▶

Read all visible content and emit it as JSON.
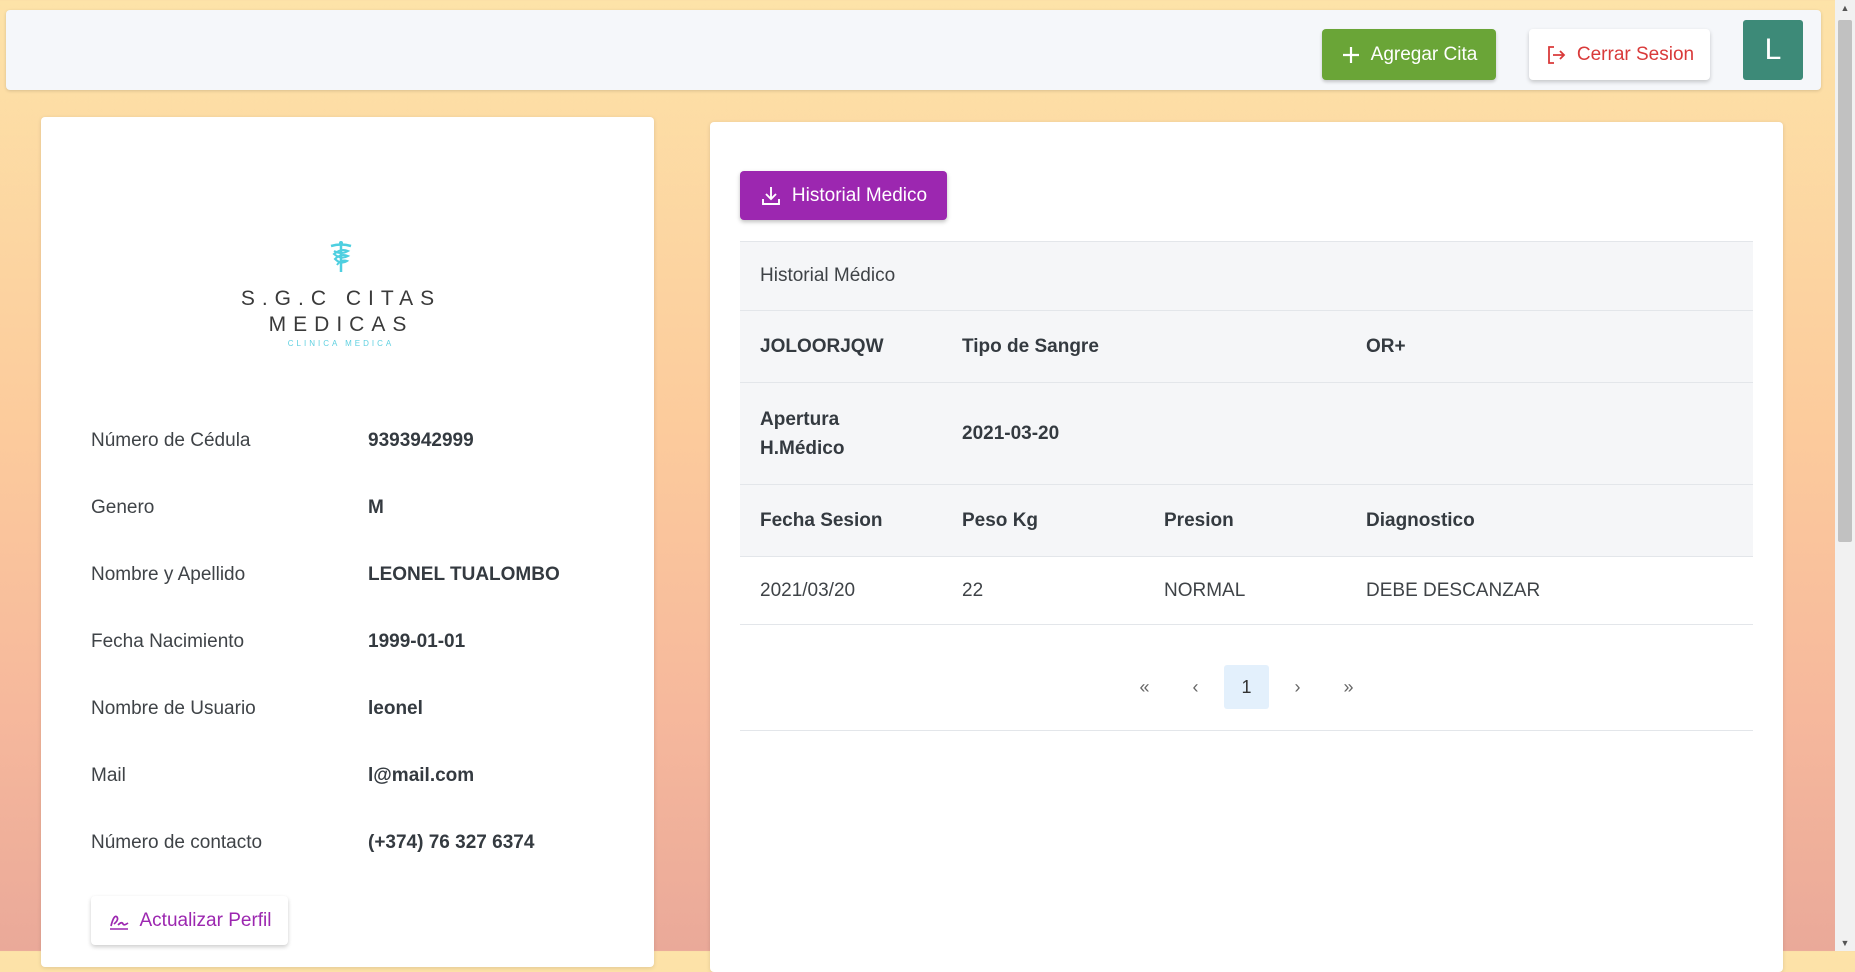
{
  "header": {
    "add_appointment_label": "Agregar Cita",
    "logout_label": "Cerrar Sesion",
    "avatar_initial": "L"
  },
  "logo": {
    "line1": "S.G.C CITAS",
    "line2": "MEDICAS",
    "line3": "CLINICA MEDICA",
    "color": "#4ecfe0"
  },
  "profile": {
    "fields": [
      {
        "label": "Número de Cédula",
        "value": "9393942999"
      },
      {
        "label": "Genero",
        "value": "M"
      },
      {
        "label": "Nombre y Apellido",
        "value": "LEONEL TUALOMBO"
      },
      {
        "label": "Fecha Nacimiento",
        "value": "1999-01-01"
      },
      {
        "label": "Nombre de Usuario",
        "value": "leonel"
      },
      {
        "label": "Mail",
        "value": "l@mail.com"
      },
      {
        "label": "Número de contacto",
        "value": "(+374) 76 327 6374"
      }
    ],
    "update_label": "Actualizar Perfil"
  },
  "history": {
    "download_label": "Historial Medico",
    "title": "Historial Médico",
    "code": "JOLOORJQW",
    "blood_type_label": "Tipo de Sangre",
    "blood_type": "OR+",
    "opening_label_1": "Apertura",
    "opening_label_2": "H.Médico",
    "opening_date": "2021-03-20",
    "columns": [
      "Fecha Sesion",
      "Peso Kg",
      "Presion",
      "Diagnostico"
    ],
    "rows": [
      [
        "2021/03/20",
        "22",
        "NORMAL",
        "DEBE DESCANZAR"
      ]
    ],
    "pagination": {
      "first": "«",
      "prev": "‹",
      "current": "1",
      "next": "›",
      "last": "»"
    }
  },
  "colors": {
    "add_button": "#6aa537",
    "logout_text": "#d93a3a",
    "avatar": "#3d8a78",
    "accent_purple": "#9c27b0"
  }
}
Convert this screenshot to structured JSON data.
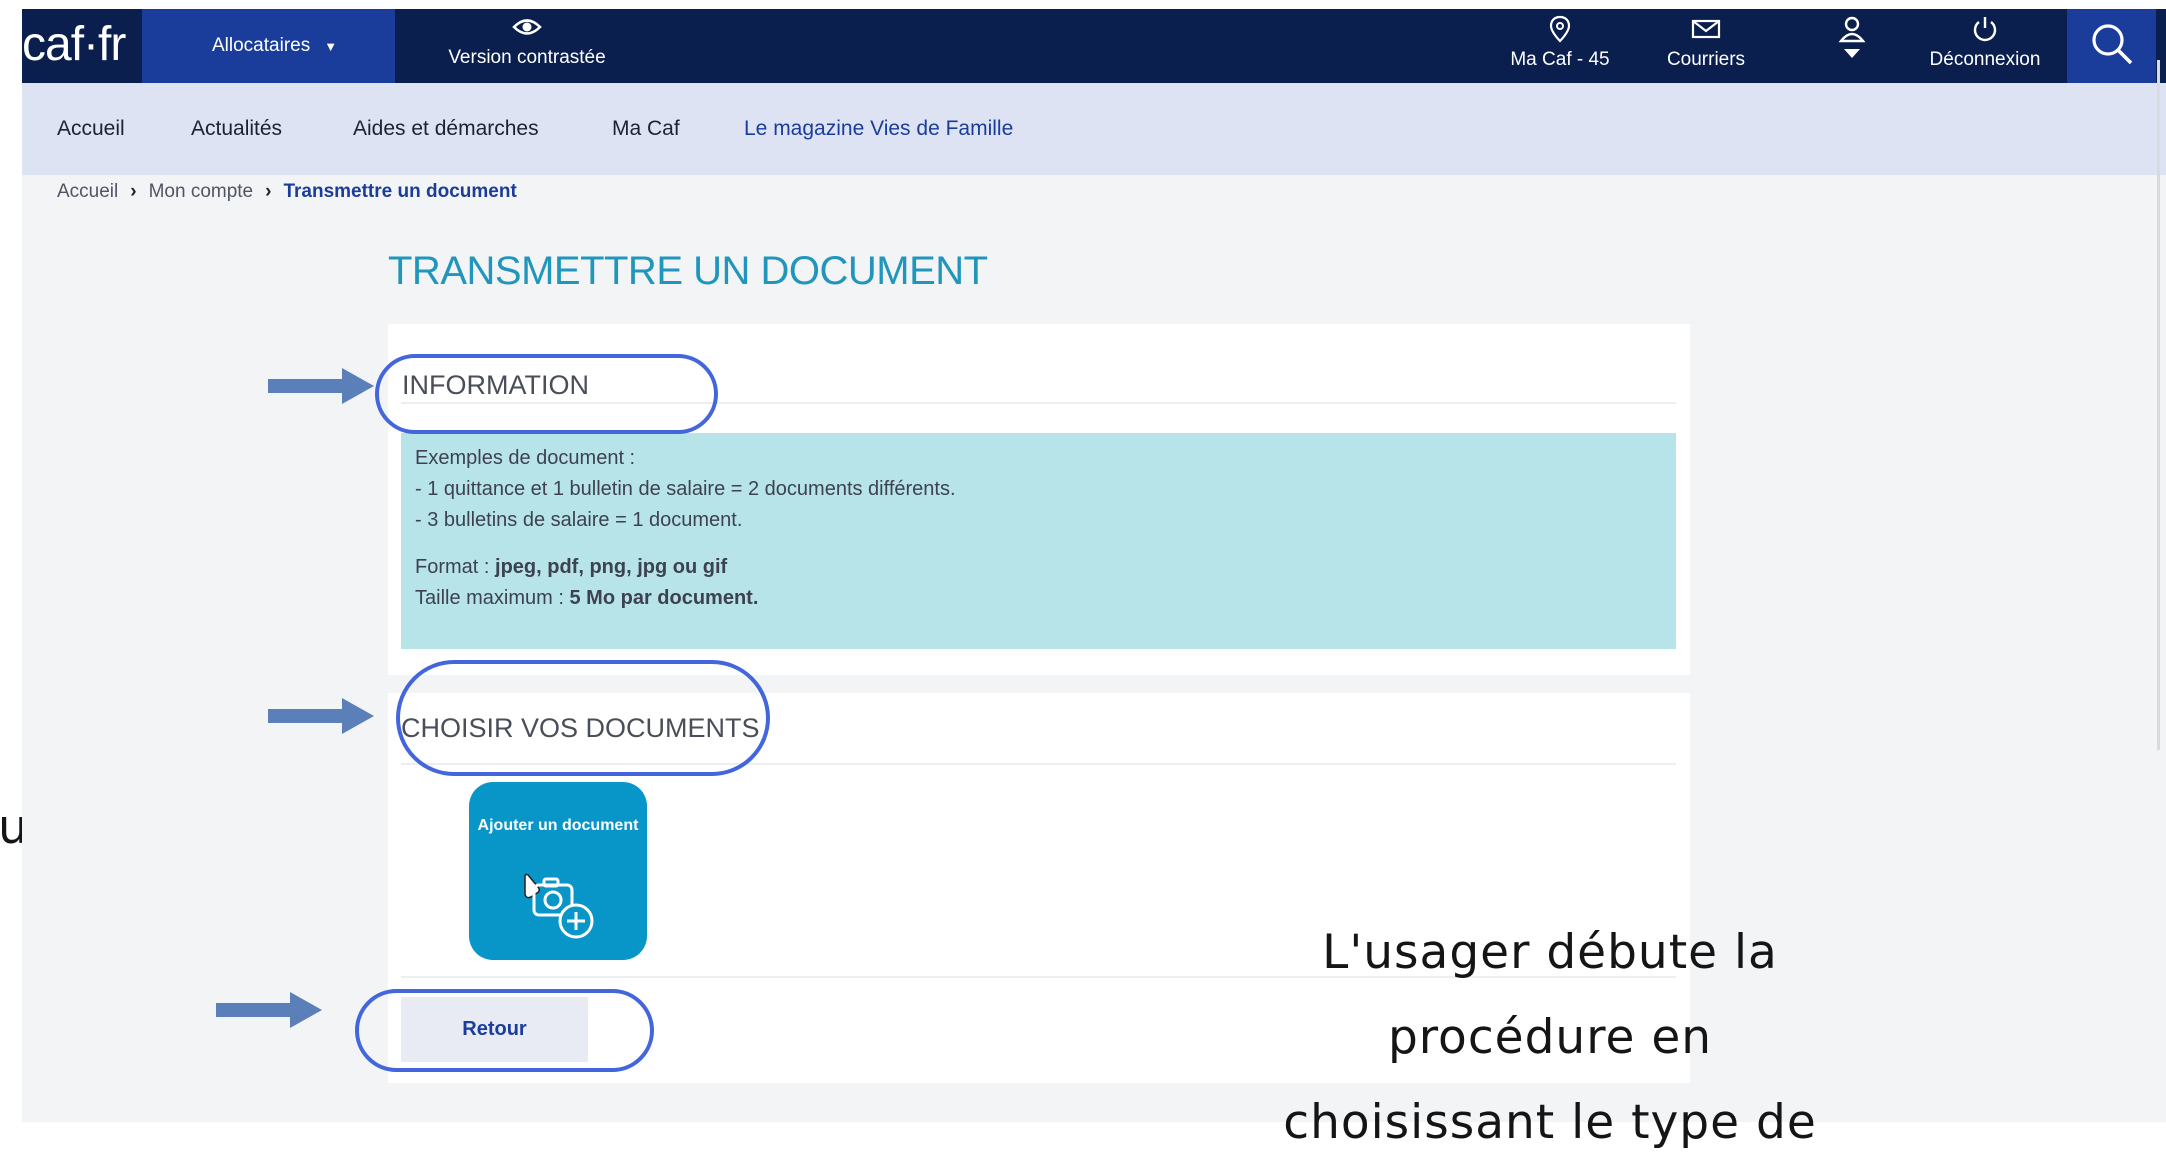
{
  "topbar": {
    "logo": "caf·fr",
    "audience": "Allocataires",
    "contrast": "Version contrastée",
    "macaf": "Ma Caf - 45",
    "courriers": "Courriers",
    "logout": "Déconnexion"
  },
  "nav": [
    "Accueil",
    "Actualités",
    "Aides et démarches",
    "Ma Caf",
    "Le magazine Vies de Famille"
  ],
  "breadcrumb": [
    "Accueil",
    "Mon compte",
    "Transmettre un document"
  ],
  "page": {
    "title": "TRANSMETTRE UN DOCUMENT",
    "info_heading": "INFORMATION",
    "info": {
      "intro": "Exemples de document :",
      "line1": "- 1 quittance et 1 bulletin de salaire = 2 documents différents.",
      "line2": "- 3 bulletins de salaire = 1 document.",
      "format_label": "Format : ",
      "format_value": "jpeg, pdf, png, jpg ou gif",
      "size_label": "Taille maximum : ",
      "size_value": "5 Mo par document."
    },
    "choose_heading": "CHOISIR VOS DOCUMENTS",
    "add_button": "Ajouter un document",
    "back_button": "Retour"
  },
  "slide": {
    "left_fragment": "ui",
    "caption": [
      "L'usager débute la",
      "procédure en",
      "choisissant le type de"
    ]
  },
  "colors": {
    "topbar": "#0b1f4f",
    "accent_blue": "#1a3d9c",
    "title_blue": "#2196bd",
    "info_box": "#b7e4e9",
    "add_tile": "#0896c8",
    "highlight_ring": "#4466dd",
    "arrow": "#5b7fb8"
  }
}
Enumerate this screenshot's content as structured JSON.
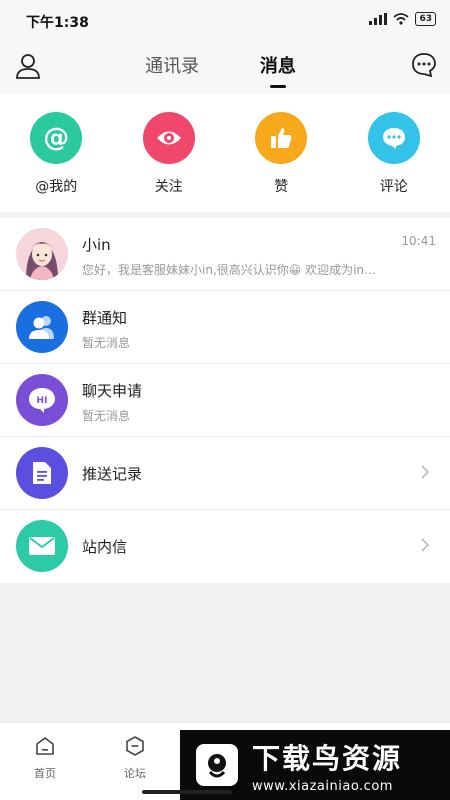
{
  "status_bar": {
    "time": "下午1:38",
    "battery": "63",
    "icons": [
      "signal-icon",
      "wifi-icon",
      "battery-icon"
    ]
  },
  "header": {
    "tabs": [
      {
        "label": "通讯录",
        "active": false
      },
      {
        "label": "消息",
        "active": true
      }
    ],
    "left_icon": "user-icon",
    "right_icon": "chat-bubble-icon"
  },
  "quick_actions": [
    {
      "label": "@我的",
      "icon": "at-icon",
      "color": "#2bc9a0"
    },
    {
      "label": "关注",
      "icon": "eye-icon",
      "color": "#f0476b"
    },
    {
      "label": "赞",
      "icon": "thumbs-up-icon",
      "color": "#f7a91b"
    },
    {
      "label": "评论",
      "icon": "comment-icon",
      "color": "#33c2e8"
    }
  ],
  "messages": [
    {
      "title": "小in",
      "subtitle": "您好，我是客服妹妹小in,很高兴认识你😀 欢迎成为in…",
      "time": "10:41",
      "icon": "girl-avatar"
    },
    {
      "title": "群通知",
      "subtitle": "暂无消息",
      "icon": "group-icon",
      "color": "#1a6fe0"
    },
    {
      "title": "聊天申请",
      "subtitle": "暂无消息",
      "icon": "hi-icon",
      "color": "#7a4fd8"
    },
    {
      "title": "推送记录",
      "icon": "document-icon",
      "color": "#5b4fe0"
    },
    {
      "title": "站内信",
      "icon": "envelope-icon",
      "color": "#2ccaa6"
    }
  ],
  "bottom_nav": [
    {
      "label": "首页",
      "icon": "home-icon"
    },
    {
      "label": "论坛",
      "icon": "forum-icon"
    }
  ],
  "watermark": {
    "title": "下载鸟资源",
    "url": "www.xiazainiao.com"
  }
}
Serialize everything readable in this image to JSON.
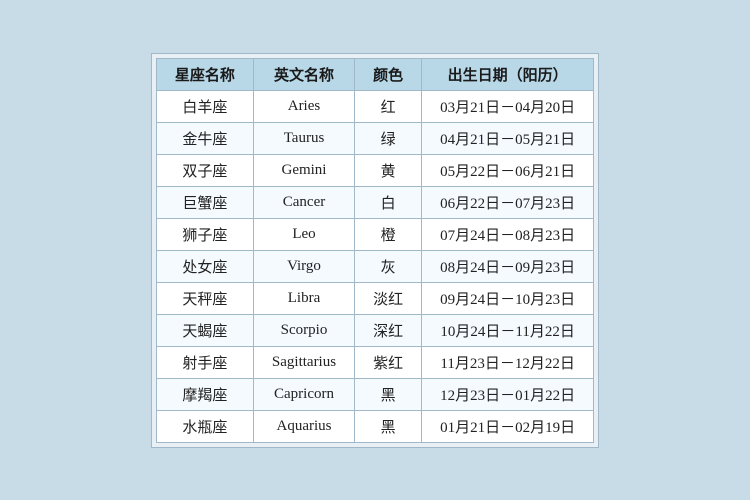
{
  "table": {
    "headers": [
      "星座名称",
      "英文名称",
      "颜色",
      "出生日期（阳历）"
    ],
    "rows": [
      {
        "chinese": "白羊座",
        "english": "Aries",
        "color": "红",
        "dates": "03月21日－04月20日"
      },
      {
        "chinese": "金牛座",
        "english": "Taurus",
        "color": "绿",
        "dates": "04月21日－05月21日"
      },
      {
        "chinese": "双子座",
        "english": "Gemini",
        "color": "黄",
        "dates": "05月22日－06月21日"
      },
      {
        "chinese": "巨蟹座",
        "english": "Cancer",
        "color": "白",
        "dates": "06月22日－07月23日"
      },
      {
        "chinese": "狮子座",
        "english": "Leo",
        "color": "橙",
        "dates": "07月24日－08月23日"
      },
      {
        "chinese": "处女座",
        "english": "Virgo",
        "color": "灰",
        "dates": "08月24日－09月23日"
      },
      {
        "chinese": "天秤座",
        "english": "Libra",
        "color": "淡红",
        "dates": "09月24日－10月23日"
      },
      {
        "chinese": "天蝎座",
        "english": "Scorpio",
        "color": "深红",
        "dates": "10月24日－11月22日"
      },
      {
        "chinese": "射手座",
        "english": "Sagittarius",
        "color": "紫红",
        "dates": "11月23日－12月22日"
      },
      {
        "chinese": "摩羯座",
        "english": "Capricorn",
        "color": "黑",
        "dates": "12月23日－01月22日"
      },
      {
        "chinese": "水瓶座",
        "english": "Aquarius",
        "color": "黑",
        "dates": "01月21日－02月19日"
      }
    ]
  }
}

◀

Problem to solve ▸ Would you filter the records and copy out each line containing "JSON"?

Solution to this exercise ▸
Read all visible content and emit it as JSON.
Convert this screenshot to structured JSON data.
Enumerate this screenshot's content as structured JSON.
Serialize everything readable in this image to JSON.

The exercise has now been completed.